TRANSITION TO A NEW BONDING PERSON OF ANOTHER CULTURE OR LANGUAGE AT KINDERGARTEN

Tips that can be used when it comes to settle in a new group with focus on having children with different cultural backgrounds at the beginning with one parent present. This practice may not be common in some parts of Europe with the parent present.

The child determines the pace of settling in, not the impatience of the educator, nor the schedule of the parent(s)! 

Go with the flow and adapt: children have their own daily rhythm. For example, a child who is tired will have a harder time adjusting to an unfamiliar environment than one who is well rested. Over time, the children naturally adapt to the rhythm of the kindergarten.

Keep calm:The same applies here for both the professionals as it does for the parents. Children are very sensitive to the mood in their environment, they notice when a parent is worried or afraid. They also feel when their educator is stressed or insecure. Breathe in, stay hydrated, take a break.

Accept the feelings of the children: Do not let a crying child make you nervous. Settling in is a difficult time for the child. Do not expect too much from the child, the parents or yourself. When a child cries, attempt to comfort him or her with cuddles but also recognize if and when the child simply wants to sit or be carried. 

Have a sense of humor - Keep it light: Sometimes it is simply not possible to be master of the situation - for instance, when 4 children are all clinging to your lap at once and want to be hugged, when everyone in the room is crying and screaming. Keep calm and take it step by step - one child after another. Sit on the floor or lie down on the carpet, separate the children into smaller groups. Make room, breathe, make yourself small, ventilate, offer something to eat and drink.

In the beginning - Less is more: Do not plan big activities. Just be there, talk, sing. As long as the child is still engaged in building relationships, there will not be much additional energy or possibility to do anything above and beyond this. Concentrate on building up trust!

Create continuity: Keep a daily structure. Do not offer too much at the beginning. The child should be allowed to go one step at a time. Rituals, rules and rhythm help the child to orient and feel safe.

The room as 3rd educator: A well-designed room is worth gold. Try to create a friendly, inviting, structured and movement-friendly interior design. 

Avoid further burdens: This applies both within the family and in kindergarten.
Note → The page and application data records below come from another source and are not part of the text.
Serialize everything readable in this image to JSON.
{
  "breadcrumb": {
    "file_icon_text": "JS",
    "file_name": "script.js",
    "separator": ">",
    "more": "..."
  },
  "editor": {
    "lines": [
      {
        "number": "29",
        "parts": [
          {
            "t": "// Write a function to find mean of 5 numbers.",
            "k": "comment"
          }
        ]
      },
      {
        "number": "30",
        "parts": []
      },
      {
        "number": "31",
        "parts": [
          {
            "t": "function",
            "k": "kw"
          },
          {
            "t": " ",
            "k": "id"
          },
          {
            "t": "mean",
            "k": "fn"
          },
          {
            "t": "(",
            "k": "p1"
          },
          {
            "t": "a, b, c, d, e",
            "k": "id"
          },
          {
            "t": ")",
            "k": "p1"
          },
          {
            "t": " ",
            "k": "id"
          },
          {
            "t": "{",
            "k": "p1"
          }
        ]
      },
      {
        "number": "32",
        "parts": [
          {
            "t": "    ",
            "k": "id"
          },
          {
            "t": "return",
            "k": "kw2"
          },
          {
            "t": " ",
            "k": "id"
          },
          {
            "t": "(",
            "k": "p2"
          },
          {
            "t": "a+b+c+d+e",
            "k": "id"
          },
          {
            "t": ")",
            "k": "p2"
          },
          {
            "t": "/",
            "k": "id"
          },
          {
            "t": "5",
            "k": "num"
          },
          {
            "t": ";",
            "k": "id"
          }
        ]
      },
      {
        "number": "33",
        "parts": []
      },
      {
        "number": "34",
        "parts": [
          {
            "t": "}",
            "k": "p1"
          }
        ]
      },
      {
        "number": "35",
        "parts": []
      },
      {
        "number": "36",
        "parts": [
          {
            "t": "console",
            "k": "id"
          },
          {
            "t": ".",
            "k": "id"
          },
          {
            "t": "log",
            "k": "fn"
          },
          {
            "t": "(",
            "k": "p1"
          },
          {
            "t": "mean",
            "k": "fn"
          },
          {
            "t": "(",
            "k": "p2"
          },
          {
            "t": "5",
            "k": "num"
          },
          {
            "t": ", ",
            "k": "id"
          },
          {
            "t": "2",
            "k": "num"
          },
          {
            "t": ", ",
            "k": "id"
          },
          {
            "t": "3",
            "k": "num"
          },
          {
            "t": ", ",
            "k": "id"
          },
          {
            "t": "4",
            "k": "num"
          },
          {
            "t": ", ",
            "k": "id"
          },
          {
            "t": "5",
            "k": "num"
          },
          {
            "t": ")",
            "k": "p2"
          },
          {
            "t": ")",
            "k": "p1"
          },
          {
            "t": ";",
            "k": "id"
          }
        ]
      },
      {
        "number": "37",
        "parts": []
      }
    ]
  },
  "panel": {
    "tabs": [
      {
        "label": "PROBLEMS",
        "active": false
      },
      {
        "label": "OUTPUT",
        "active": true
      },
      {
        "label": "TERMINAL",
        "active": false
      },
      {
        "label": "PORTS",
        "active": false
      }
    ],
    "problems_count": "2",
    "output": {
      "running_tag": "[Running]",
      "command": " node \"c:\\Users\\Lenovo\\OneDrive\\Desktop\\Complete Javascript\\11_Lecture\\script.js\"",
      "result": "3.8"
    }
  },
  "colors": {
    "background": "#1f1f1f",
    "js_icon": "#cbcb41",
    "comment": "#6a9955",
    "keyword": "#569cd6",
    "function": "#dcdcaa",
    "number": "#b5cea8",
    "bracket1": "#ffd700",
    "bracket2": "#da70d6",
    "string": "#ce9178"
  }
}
For example, make sure that during the acclimation period, the group rooms should be off-limits to any other strangers. Opening and closing the same door through which the parent(s) left may provoke great sadness in the child. An additional foreign face can be very scary.

Ensure continuity: let parents decide in advance who will accompany the child throughout the ENTIRE acclimation - just one person is ideal.

Take care of balance: settling ins are hard work. Refuel strength in your spare time. Do things that are good for you. Take care of your health. You need your energy.